While commonly seen today, Venetian masks have a rich history that many people are unaware of. Made from papier-mache and gaudy accessories, these masks have been used for pageants, decoration and even for hiding for centuries.
Venetian masks were first made in Venice, Italy, beginning around the start of the medieval period.
Venetian masks are made from a papier-mache base, and are then decorated in a variety of ways. These accouterments can include paint in wild colors, beads, jewels, feathers and even fur.
The original purpose of the Venetian mask was to provide its wearer with anonymity, during a time of religious and moral persecution.
There are a number of different Venetian masks, from the Bauta (a full-face, heavily gilded mask with no mouth line), to the more famous Columbino (a half mask which is attached to a stick that is held up to the face). There are more types, including Harlequin pattern of checkered black and white, and masks with huge noses and pursed lips.
How to make Paper-Mache
Ingredients are water, flour and newspaper. To make this paper mache paste, simply mix together 1 part flour to 2 parts water. Bring to the boil and simmer for 3 minutes until a consistency like thick glue appears. Add a tablespoon of salt to help prevent mold.
How to make a mould for the mask.
With a pair of sharp scissors, cut the milk jug in half from top to bottom. You can use the handle side of the jug or the other side, whichever looks like it will produce the most interesting mask. Soak and remove any labels. Rinse and dry thoroughly.
Hold the jug half upside down and envision what your paper mache mask warrior will look like. The jug handle will serve as a nose. Using a craft knife, cut eye holes in the jug. You can make them round, triangular, or rectangles.
Use the natural lines, circles or other physical characteristics of your particular jug to enhance the design. We used the round indentations on the milk jug to make big saucer-like eyes on one of the masks pictured here.
Dip a newspaper strip into the flour mixture to coat, and apply it to the mould horizontally. Add another strip slightly overlapping the first. Continue this process until the entire mold is covered. Wrap short strips around the eyeholes from front to back of mask. Let the first layer dry completely.
Each layer will take up to 24 hrs. to dry,so cover your leftover flour mixture and place in the refrigerator overnight to prevent spoiling. When you’re ready for the next layer, just microwave it for about one minute. This way it’s nice and warm to work with!
Apply a second layer to the mould, this time angling the strips in a horizontal direction, and overlapping.
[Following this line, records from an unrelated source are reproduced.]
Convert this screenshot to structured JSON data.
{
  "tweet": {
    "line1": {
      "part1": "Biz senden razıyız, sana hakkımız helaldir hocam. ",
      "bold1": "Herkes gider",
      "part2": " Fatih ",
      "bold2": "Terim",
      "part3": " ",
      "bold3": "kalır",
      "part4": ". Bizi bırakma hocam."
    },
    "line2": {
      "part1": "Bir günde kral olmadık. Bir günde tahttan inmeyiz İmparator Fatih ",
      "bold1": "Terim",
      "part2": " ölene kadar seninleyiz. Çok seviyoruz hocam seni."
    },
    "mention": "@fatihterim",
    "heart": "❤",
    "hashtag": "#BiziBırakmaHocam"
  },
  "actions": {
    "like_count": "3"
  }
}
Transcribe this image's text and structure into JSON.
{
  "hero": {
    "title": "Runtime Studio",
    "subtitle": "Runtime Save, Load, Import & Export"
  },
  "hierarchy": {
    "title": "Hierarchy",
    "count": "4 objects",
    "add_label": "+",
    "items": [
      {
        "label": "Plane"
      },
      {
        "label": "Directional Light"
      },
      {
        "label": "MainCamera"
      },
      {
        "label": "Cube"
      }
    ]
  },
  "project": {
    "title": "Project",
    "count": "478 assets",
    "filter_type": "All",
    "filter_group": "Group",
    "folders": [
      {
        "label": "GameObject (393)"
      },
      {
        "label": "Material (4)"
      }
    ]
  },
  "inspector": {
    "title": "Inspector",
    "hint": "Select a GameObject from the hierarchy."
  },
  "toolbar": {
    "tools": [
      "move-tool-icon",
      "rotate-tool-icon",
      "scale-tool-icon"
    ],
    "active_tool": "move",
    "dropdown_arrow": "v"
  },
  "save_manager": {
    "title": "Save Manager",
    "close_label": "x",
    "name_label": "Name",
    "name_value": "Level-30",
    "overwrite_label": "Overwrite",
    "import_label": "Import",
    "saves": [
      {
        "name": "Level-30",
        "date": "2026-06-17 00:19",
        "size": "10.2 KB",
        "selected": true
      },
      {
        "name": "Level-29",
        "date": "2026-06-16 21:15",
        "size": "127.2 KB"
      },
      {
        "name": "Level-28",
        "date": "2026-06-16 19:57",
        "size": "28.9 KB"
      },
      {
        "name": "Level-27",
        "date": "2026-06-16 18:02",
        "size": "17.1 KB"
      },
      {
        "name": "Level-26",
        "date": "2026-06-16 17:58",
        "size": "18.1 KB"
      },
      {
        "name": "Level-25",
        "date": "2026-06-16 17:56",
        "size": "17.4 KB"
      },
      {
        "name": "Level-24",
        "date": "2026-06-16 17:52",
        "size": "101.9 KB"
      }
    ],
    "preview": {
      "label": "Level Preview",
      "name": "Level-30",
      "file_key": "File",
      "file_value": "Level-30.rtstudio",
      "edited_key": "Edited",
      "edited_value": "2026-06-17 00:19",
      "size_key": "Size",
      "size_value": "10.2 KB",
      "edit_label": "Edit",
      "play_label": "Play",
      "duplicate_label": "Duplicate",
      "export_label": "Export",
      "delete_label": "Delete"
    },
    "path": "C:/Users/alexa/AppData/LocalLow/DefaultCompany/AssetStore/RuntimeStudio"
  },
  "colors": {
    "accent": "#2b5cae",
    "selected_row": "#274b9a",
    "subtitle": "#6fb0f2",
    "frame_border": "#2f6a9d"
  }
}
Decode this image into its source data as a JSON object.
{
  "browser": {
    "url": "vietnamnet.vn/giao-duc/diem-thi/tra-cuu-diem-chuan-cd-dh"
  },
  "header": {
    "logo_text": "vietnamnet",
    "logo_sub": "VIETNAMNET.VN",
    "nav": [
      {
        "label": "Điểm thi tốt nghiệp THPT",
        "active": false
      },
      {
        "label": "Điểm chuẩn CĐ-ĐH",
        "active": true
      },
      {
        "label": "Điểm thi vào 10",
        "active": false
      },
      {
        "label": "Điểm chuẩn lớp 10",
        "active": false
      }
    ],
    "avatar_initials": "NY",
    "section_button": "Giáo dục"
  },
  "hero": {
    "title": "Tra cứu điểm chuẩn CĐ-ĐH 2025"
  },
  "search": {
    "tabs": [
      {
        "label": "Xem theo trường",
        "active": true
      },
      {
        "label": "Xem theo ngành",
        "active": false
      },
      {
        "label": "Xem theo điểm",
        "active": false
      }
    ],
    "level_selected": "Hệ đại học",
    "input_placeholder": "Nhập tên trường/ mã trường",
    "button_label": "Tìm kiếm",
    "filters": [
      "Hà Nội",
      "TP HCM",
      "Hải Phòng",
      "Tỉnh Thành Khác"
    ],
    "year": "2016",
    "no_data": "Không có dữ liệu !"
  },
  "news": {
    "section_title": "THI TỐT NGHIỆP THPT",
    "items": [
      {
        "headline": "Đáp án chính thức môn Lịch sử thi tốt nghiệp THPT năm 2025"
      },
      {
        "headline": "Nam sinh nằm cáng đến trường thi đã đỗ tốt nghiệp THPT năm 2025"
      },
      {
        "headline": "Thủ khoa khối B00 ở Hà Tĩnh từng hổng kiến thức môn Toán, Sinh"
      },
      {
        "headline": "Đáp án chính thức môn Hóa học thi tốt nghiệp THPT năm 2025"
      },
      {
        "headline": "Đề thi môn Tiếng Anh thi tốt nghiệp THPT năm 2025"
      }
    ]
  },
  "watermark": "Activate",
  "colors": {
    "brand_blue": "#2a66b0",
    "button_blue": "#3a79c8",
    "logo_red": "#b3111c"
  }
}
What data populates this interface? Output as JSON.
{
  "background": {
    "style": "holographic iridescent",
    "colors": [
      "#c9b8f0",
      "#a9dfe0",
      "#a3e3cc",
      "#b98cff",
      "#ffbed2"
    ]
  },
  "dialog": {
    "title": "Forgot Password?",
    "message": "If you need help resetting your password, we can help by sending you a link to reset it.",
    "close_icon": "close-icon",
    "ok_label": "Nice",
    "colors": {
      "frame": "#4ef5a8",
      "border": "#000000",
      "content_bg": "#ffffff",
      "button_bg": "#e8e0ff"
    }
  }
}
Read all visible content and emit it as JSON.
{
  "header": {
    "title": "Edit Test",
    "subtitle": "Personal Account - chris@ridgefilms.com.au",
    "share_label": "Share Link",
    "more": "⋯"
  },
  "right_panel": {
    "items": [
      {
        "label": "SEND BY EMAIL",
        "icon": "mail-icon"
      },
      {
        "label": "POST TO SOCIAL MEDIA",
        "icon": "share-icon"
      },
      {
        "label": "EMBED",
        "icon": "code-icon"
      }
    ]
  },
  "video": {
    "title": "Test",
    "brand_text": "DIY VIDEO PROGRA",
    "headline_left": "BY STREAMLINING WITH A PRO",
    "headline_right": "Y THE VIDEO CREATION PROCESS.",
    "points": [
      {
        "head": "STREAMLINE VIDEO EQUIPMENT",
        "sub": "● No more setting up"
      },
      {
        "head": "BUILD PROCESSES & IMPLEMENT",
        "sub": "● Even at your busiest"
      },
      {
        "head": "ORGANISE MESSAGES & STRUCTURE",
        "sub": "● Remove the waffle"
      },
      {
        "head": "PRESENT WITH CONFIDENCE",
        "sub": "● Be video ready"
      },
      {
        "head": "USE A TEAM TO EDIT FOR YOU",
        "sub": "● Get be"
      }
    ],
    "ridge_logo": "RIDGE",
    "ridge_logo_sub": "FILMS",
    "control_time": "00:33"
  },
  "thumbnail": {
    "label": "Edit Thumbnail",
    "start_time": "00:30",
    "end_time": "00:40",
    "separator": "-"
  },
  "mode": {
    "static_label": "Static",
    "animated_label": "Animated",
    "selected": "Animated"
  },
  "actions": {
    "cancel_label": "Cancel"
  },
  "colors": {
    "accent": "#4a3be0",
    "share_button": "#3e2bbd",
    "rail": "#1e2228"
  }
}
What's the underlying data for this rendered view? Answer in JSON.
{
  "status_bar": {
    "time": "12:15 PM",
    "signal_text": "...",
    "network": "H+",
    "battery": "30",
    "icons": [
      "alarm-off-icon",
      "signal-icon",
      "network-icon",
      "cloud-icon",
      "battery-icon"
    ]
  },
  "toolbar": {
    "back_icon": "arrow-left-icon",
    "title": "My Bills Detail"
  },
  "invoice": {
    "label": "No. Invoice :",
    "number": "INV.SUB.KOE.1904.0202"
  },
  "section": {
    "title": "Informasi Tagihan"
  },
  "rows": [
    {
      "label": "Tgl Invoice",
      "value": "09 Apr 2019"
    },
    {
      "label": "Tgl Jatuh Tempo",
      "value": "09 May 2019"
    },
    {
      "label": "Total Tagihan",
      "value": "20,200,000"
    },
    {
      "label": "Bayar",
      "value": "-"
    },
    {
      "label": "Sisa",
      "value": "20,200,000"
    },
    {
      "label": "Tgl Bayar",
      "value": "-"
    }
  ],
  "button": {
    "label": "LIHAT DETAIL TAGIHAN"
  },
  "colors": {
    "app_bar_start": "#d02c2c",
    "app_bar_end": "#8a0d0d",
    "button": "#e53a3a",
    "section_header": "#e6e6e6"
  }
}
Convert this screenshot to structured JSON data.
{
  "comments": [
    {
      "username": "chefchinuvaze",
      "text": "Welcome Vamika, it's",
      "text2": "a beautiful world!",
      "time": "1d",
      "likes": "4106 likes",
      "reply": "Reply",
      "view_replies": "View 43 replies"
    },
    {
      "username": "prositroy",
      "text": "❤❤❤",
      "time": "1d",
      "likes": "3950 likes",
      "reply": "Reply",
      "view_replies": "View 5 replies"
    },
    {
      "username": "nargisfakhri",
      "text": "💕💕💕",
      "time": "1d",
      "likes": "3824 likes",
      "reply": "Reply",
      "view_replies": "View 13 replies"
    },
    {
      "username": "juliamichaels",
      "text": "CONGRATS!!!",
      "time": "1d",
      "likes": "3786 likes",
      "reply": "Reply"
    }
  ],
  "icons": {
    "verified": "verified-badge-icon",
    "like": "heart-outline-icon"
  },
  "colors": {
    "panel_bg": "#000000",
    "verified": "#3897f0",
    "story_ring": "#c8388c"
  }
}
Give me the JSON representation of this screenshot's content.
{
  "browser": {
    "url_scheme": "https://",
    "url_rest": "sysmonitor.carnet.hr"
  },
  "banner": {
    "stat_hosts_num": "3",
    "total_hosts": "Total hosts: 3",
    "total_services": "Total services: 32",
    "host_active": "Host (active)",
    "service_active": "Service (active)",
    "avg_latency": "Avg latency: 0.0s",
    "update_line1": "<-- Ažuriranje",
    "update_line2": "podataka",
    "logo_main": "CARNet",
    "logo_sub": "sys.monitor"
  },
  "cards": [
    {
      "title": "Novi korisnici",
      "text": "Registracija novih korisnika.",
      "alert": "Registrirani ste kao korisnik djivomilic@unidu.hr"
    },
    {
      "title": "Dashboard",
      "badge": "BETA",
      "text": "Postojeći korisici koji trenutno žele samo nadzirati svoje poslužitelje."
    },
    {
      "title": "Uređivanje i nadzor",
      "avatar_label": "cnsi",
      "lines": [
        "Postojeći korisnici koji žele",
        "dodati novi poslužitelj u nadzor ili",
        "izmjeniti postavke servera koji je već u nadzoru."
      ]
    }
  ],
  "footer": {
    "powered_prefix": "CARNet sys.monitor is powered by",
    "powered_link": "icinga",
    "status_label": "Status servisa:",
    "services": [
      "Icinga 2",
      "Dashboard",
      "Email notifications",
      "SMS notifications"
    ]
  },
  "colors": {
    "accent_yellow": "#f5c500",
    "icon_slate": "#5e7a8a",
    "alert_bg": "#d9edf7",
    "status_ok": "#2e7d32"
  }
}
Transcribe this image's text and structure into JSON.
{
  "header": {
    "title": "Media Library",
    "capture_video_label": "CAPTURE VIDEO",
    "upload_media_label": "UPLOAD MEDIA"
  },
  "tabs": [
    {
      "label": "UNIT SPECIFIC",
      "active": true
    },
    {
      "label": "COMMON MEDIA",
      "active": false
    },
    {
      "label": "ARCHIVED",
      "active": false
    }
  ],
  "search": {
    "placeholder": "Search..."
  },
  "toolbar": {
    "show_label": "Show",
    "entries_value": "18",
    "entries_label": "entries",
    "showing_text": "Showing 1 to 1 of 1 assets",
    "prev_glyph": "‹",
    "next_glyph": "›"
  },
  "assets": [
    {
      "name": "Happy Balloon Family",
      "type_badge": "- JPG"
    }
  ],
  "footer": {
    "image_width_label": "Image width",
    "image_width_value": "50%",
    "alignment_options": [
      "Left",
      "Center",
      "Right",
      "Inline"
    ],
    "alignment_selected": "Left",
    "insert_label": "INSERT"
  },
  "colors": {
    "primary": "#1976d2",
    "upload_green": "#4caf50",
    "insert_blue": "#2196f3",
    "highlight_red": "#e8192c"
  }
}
This second and final layer should be made from torn strips of white computer paper. This allows for easier paint coverage when it’s time to decorate.
On The Other Hand: One can buy pre-made masks in any good art shop for approximately 90cent per mask and just paint!